--- What the task requires ---
For every entry below, give an exact repeat and leave out the pictures.

Data records for software interfaces:
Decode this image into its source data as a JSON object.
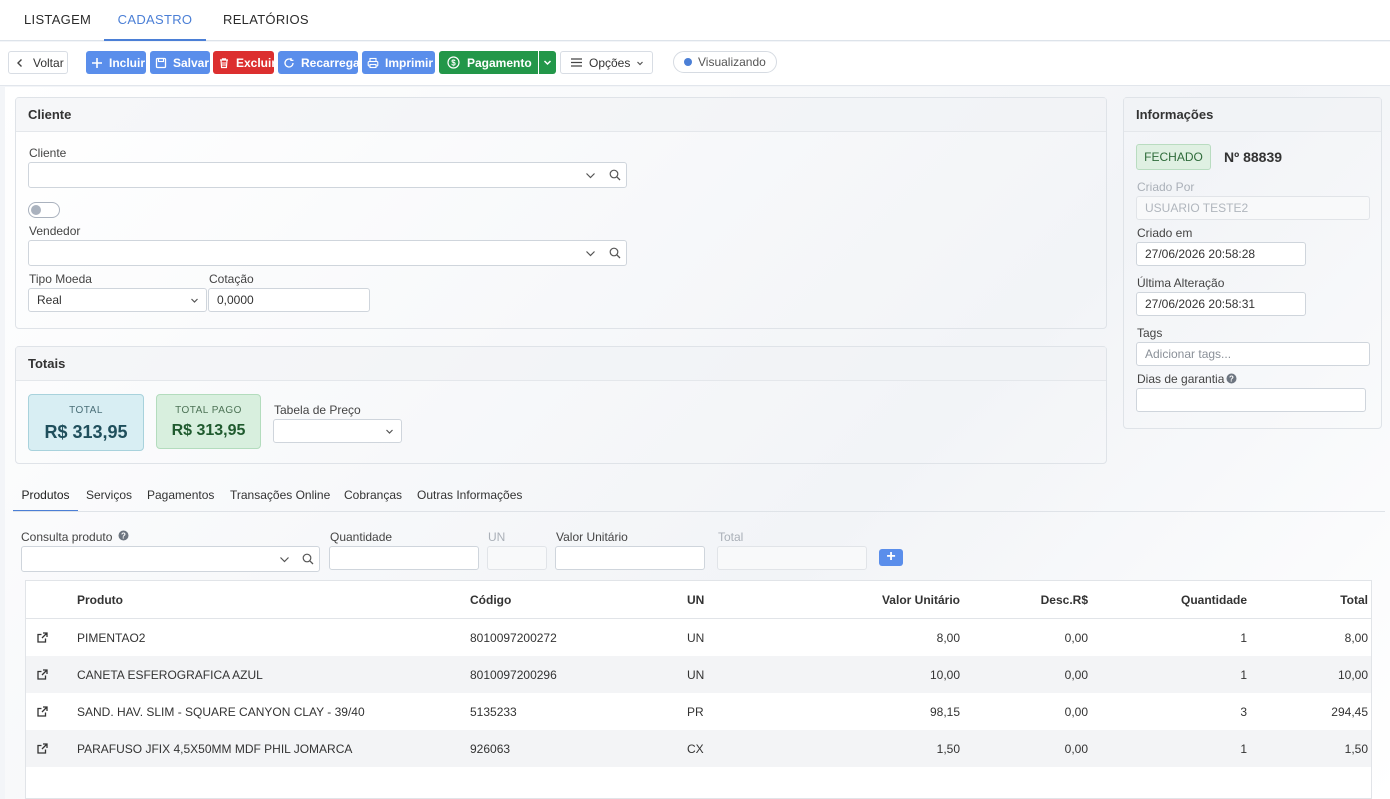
{
  "nav": {
    "tabs": [
      "LISTAGEM",
      "CADASTRO",
      "RELATÓRIOS"
    ]
  },
  "toolbar": {
    "back": "Voltar",
    "include": "Incluir",
    "save": "Salvar",
    "delete": "Excluir",
    "reload": "Recarrega",
    "print": "Imprimir",
    "payment": "Pagamento",
    "options": "Opções",
    "status": "Visualizando"
  },
  "cliente": {
    "title": "Cliente",
    "cliente_label": "Cliente",
    "cliente_value": "",
    "vendedor_label": "Vendedor",
    "vendedor_value": "",
    "tipo_moeda_label": "Tipo Moeda",
    "tipo_moeda_value": "Real",
    "cotacao_label": "Cotação",
    "cotacao_value": "0,0000"
  },
  "totais": {
    "title": "Totais",
    "total_label": "TOTAL",
    "total_value": "R$ 313,95",
    "pago_label": "TOTAL PAGO",
    "pago_value": "R$ 313,95",
    "tabela_label": "Tabela de Preço",
    "tabela_value": ""
  },
  "info": {
    "title": "Informações",
    "status": "FECHADO",
    "number": "Nº 88839",
    "criado_por_label": "Criado Por",
    "criado_por_value": "USUARIO TESTE2",
    "criado_em_label": "Criado em",
    "criado_em_value": "27/06/2026 20:58:28",
    "alteracao_label": "Última Alteração",
    "alteracao_value": "27/06/2026 20:58:31",
    "tags_label": "Tags",
    "tags_placeholder": "Adicionar tags...",
    "garantia_label": "Dias de garantia",
    "garantia_value": ""
  },
  "product_tabs": [
    "Produtos",
    "Serviços",
    "Pagamentos",
    "Transações Online",
    "Cobranças",
    "Outras Informações"
  ],
  "entry": {
    "consulta_label": "Consulta produto",
    "quantidade_label": "Quantidade",
    "un_label": "UN",
    "valor_label": "Valor Unitário",
    "total_label": "Total"
  },
  "table": {
    "headers": [
      "Produto",
      "Código",
      "UN",
      "Valor Unitário",
      "Desc.R$",
      "Quantidade",
      "Total"
    ],
    "rows": [
      [
        "PIMENTAO2",
        "8010097200272",
        "UN",
        "8,00",
        "0,00",
        "1",
        "8,00"
      ],
      [
        "CANETA ESFEROGRAFICA AZUL",
        "8010097200296",
        "UN",
        "10,00",
        "0,00",
        "1",
        "10,00"
      ],
      [
        "SAND. HAV. SLIM - SQUARE CANYON CLAY - 39/40",
        "5135233",
        "PR",
        "98,15",
        "0,00",
        "3",
        "294,45"
      ],
      [
        "PARAFUSO JFIX 4,5X50MM MDF PHIL JOMARCA",
        "926063",
        "CX",
        "1,50",
        "0,00",
        "1",
        "1,50"
      ]
    ]
  },
  "colors": {
    "accent": "#5a8eeb",
    "danger": "#dc2f2f",
    "success": "#239749"
  }
}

--- Task solution ---
Decode this image into its source data as a JSON object.
{
  "nav": {
    "tabs": [
      "LISTAGEM",
      "CADASTRO",
      "RELATÓRIOS"
    ]
  },
  "toolbar": {
    "back": "Voltar",
    "include": "Incluir",
    "save": "Salvar",
    "delete": "Excluir",
    "reload": "Recarrega",
    "print": "Imprimir",
    "payment": "Pagamento",
    "options": "Opções",
    "status": "Visualizando"
  },
  "cliente": {
    "title": "Cliente",
    "cliente_label": "Cliente",
    "cliente_value": "",
    "vendedor_label": "Vendedor",
    "vendedor_value": "",
    "tipo_moeda_label": "Tipo Moeda",
    "tipo_moeda_value": "Real",
    "cotacao_label": "Cotação",
    "cotacao_value": "0,0000"
  },
  "totais": {
    "title": "Totais",
    "total_label": "TOTAL",
    "total_value": "R$ 313,95",
    "pago_label": "TOTAL PAGO",
    "pago_value": "R$ 313,95",
    "tabela_label": "Tabela de Preço",
    "tabela_value": ""
  },
  "info": {
    "title": "Informações",
    "status": "FECHADO",
    "number": "Nº 88839",
    "criado_por_label": "Criado Por",
    "criado_por_value": "USUARIO TESTE2",
    "criado_em_label": "Criado em",
    "criado_em_value": "27/06/2026 20:58:28",
    "alteracao_label": "Última Alteração",
    "alteracao_value": "27/06/2026 20:58:31",
    "tags_label": "Tags",
    "tags_placeholder": "Adicionar tags...",
    "garantia_label": "Dias de garantia",
    "garantia_value": ""
  },
  "product_tabs": [
    "Produtos",
    "Serviços",
    "Pagamentos",
    "Transações Online",
    "Cobranças",
    "Outras Informações"
  ],
  "entry": {
    "consulta_label": "Consulta produto",
    "quantidade_label": "Quantidade",
    "un_label": "UN",
    "valor_label": "Valor Unitário",
    "total_label": "Total"
  },
  "table": {
    "headers": [
      "Produto",
      "Código",
      "UN",
      "Valor Unitário",
      "Desc.R$",
      "Quantidade",
      "Total"
    ],
    "rows": [
      [
        "PIMENTAO2",
        "8010097200272",
        "UN",
        "8,00",
        "0,00",
        "1",
        "8,00"
      ],
      [
        "CANETA ESFEROGRAFICA AZUL",
        "8010097200296",
        "UN",
        "10,00",
        "0,00",
        "1",
        "10,00"
      ],
      [
        "SAND. HAV. SLIM - SQUARE CANYON CLAY - 39/40",
        "5135233",
        "PR",
        "98,15",
        "0,00",
        "3",
        "294,45"
      ],
      [
        "PARAFUSO JFIX 4,5X50MM MDF PHIL JOMARCA",
        "926063",
        "CX",
        "1,50",
        "0,00",
        "1",
        "1,50"
      ]
    ]
  },
  "colors": {
    "accent": "#5a8eeb",
    "danger": "#dc2f2f",
    "success": "#239749"
  }
}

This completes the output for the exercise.